The pause on project approvals before the Alberta Utilities Commission (AUC) begins on Thursday, and runs until Feb. 29. Work on the policy review will begin immediately, led by the AUC. Microgeneration, projects under one megawatt and isolated generation projects will be exempted from the pause.
“The sooner we start with a defined process and timeline, the sooner we can resolve these items and move forward together,” Mr. Neudorf said.
“We think that transparency, as well as collaboration with industry, is going to set clear expectations, saying we all want to work together to a great end.”
There are 3,400 megawatts of wind and solar projects currently under construction in Alberta, worth more than $2.7-billion. They have brought jobs and a flood of new revenue for rural municipalities in the form of taxes.
But the developments have also caused consternation.
Rural municipalities worry that prime agricultural land is being used for solar panels rather than crops, and residents aren’t always fans of the wind turbines that spin on the horizon.
And energy projects have stung rural communities before. Orphaned oil and gas wells litter the province, left behind by bankrupt operators or run partially dry then sold to small companies that can’t – or won’t – pay to plug and mitigate them. Municipal councils and landowners don’t want to be stuck with a similar problem when it comes to solar and wind assets.
Renewable developers generally include terms to cover cleanup in contracts with landowners, but rural municipalities have said that’s not enough of a guarantee.
At the Rural Municipalities of Alberta fall convention last year, a resolution passed that urged the province to learn from its mistakes with fossil fuels and deal with the end-of-life issue for renewables before it’s too late. It asked the government to mandate the collection of adequate funds for a cleanup via, for example, a reclamation surety bond as a condition of project approval, with the amount of the bond based on data-driven projections of actual reclamation costs.

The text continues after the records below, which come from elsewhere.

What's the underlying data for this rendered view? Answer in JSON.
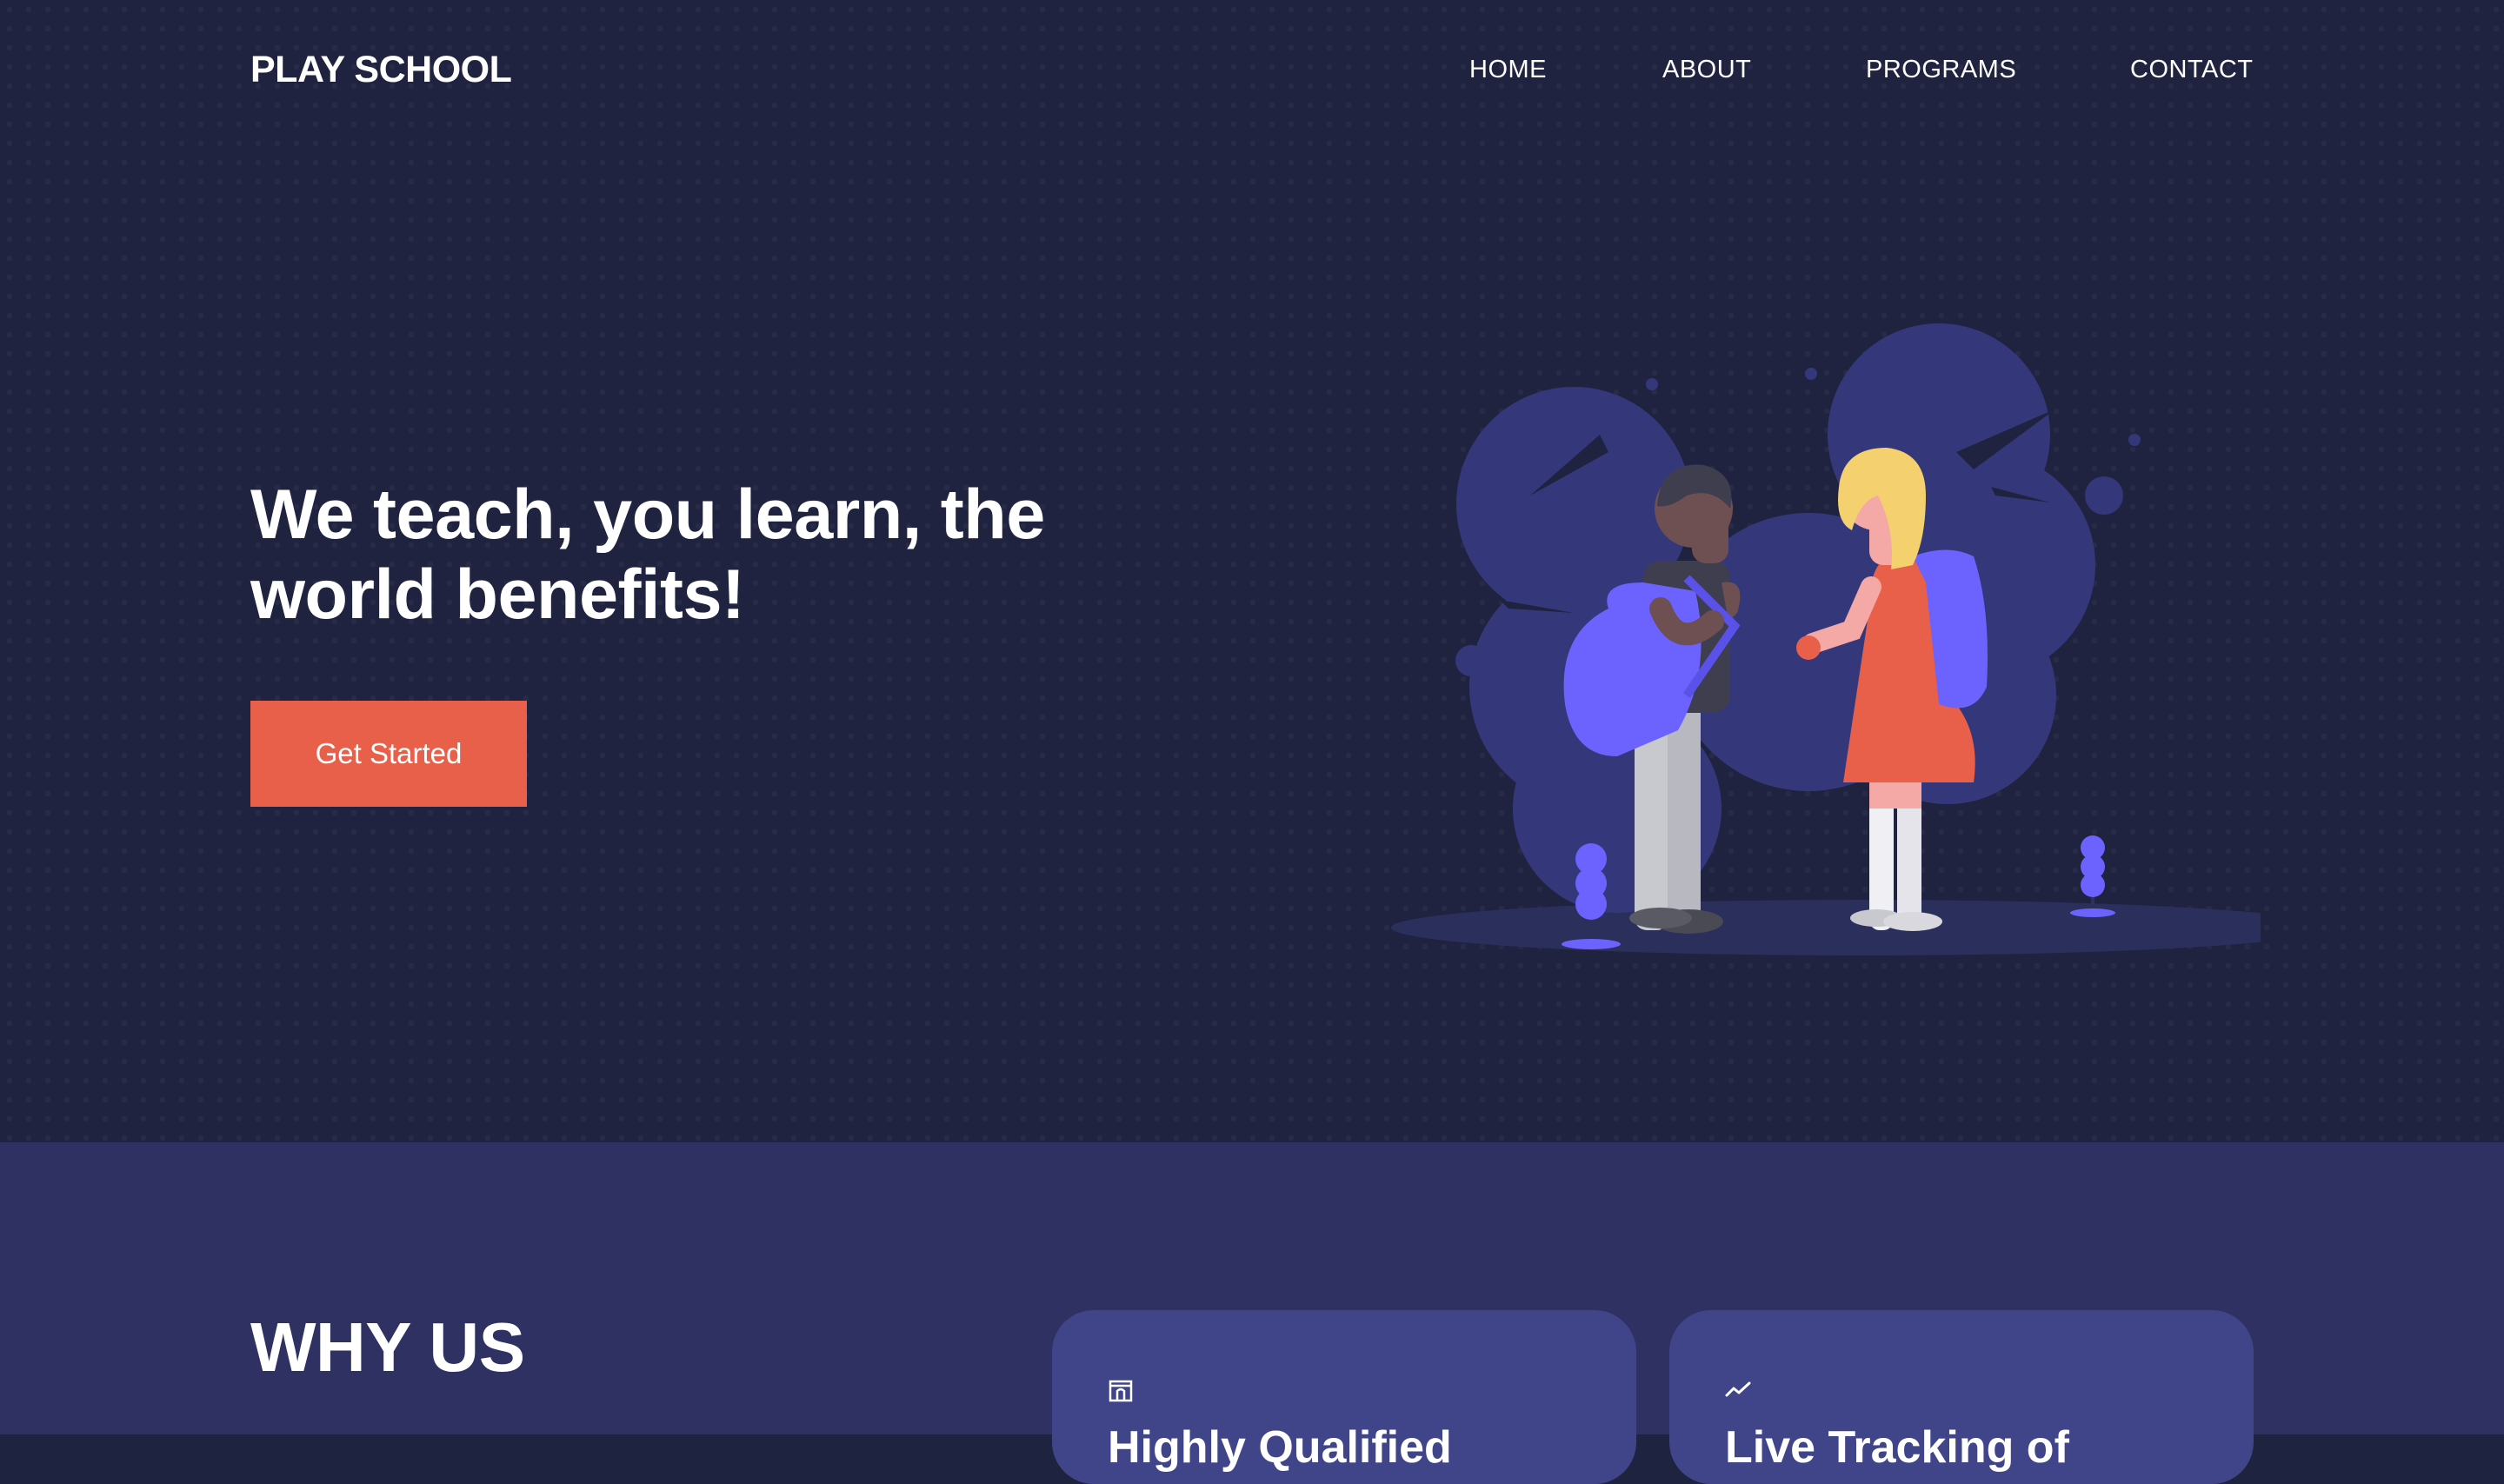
{
  "header": {
    "logo": "PLAY SCHOOL",
    "nav": [
      "HOME",
      "ABOUT",
      "PROGRAMS",
      "CONTACT"
    ]
  },
  "hero": {
    "headline_line1": "We teach, you learn, the",
    "headline_line2": "world benefits!",
    "cta_label": "Get Started"
  },
  "why": {
    "title": "WHY US",
    "cards": [
      {
        "icon": "building-icon",
        "title": "Highly Qualified"
      },
      {
        "icon": "trend-line-icon",
        "title": "Live Tracking of"
      }
    ]
  },
  "colors": {
    "hero_bg": "#1f2340",
    "section_bg": "#2e3162",
    "card_bg": "#404489",
    "accent": "#e8604a",
    "illustration_purple": "#6c63ff"
  }
}
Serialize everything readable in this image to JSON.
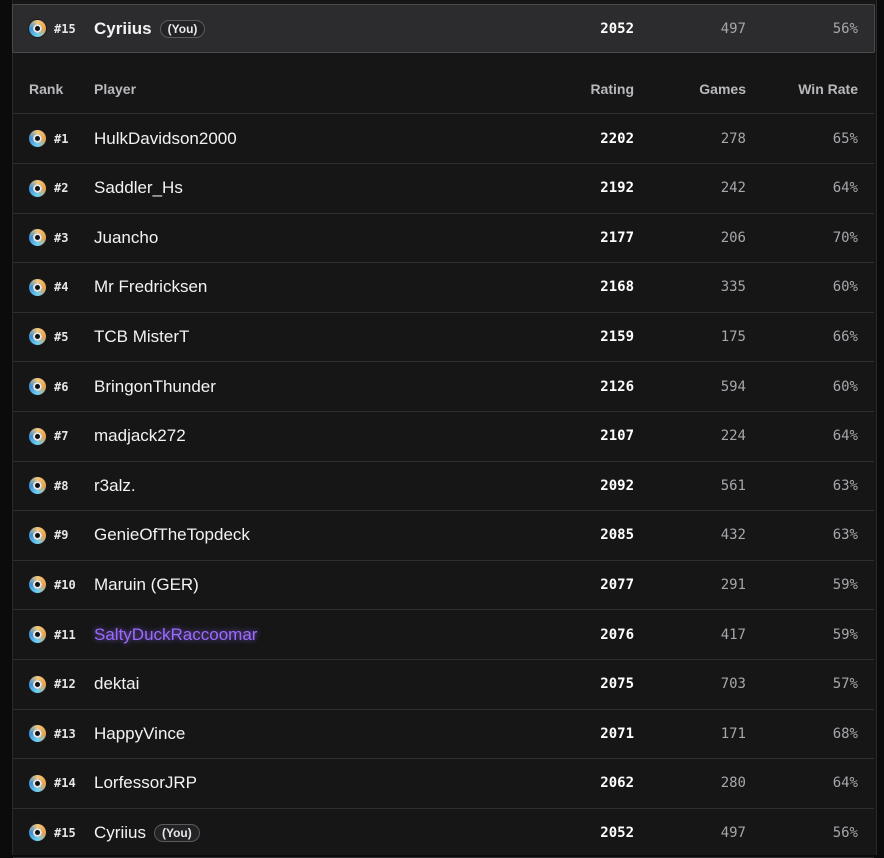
{
  "pinned_row": {
    "rank": "#15",
    "player": "Cyriius",
    "badge": "(You)",
    "rating": "2052",
    "games": "497",
    "win_rate": "56%"
  },
  "headers": {
    "rank": "Rank",
    "player": "Player",
    "rating": "Rating",
    "games": "Games",
    "win_rate": "Win Rate"
  },
  "rows": [
    {
      "rank": "#1",
      "player": "HulkDavidson2000",
      "rating": "2202",
      "games": "278",
      "win_rate": "65%"
    },
    {
      "rank": "#2",
      "player": "Saddler_Hs",
      "rating": "2192",
      "games": "242",
      "win_rate": "64%"
    },
    {
      "rank": "#3",
      "player": "Juancho",
      "rating": "2177",
      "games": "206",
      "win_rate": "70%"
    },
    {
      "rank": "#4",
      "player": "Mr Fredricksen",
      "rating": "2168",
      "games": "335",
      "win_rate": "60%"
    },
    {
      "rank": "#5",
      "player": "TCB MisterT",
      "rating": "2159",
      "games": "175",
      "win_rate": "66%"
    },
    {
      "rank": "#6",
      "player": "BringonThunder",
      "rating": "2126",
      "games": "594",
      "win_rate": "60%"
    },
    {
      "rank": "#7",
      "player": "madjack272",
      "rating": "2107",
      "games": "224",
      "win_rate": "64%"
    },
    {
      "rank": "#8",
      "player": "r3alz.",
      "rating": "2092",
      "games": "561",
      "win_rate": "63%"
    },
    {
      "rank": "#9",
      "player": "GenieOfTheTopdeck",
      "rating": "2085",
      "games": "432",
      "win_rate": "63%"
    },
    {
      "rank": "#10",
      "player": "Maruin (GER)",
      "rating": "2077",
      "games": "291",
      "win_rate": "59%"
    },
    {
      "rank": "#11",
      "player": "SaltyDuckRaccoomar",
      "rating": "2076",
      "games": "417",
      "win_rate": "59%"
    },
    {
      "rank": "#12",
      "player": "dektai",
      "rating": "2075",
      "games": "703",
      "win_rate": "57%"
    },
    {
      "rank": "#13",
      "player": "HappyVince",
      "rating": "2071",
      "games": "171",
      "win_rate": "68%"
    },
    {
      "rank": "#14",
      "player": "LorfessorJRP",
      "rating": "2062",
      "games": "280",
      "win_rate": "64%"
    },
    {
      "rank": "#15",
      "player": "Cyriius",
      "badge": "(You)",
      "rating": "2052",
      "games": "497",
      "win_rate": "56%"
    }
  ],
  "highlight_color": "#9b6bff",
  "rank_icon": "rank-medal-icon"
}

“We’re only expecting this industry to grow. The sooner we can actually get those expectations clearly defined and outlined for what happens at the end of life and reclamation, who pays how much, the better,” Mr. Neudorf said.
He said approximately 15 renewable projects will be affected by the pause.
The government has already spoken with around 200 individuals, Mr. Neudorf said, including landowners, stakeholder groups, consumer advocates and power providers that rely heavily on natural gas. He will meet with the Canadian Renewable Energy Association – the main group that advocates for wind, solar and energy storage solutions – later this week.
THANKS TO: https://stuartbramhall.wordpress.com/2023/08/03/alberta-to-pause-new-solar-and-wind-power-projects-for-six-months-amid-review-of-end-of-life-rules/